Dataset rows describing interfaces:
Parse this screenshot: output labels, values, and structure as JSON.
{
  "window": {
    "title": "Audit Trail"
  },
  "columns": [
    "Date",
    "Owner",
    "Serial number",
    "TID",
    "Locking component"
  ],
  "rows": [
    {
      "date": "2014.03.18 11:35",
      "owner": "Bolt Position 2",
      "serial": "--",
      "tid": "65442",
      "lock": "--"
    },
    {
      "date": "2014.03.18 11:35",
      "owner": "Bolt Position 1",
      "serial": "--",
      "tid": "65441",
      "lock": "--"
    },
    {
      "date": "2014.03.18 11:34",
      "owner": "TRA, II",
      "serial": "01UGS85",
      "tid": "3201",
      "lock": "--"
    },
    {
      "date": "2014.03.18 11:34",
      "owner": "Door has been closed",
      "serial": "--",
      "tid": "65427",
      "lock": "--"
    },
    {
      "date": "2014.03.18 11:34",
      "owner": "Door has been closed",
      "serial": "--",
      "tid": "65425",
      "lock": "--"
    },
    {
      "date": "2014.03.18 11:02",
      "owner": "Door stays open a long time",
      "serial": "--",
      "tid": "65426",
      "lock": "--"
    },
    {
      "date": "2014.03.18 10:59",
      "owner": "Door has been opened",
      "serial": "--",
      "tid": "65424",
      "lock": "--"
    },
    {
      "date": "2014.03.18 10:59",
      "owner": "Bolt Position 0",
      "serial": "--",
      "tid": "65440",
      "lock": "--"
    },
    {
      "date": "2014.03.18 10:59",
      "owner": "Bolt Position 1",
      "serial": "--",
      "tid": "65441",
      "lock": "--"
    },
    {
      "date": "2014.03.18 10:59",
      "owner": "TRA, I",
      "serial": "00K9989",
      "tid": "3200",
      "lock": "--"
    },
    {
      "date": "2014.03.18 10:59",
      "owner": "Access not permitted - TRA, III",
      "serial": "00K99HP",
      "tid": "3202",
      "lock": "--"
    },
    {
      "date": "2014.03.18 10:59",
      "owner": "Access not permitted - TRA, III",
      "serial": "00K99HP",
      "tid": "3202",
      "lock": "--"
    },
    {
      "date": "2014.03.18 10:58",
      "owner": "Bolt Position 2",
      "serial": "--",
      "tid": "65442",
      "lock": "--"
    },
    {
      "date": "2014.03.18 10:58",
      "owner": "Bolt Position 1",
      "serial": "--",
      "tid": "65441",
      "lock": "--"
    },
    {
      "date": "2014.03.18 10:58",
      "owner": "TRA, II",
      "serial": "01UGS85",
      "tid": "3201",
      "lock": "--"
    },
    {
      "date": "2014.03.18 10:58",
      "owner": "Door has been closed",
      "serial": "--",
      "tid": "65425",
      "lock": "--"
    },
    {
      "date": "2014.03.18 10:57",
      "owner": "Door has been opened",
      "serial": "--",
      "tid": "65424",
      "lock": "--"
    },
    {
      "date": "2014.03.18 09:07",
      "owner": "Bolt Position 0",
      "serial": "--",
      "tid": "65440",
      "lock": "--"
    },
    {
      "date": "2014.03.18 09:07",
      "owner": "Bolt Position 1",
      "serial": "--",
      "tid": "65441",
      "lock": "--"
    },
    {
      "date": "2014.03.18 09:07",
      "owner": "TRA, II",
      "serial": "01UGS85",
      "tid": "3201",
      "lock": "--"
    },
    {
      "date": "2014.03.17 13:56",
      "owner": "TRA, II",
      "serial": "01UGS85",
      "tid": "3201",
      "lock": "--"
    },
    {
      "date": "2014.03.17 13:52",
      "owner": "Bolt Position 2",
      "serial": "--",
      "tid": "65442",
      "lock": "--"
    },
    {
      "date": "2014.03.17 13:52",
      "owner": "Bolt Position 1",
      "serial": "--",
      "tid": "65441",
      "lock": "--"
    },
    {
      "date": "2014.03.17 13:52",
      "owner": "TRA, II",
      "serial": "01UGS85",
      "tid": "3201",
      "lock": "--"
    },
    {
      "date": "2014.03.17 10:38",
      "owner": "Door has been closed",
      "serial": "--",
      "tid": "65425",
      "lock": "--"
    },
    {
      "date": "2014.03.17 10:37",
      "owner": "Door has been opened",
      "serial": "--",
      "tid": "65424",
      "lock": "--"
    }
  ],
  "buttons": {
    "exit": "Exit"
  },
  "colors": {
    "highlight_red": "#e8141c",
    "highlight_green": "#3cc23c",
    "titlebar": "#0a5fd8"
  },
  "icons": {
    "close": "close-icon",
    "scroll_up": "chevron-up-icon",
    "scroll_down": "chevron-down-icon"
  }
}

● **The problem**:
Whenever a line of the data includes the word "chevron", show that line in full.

● **Result for this exercise**:
    "scroll_up": "chevron-up-icon",
    "scroll_down": "chevron-down-icon"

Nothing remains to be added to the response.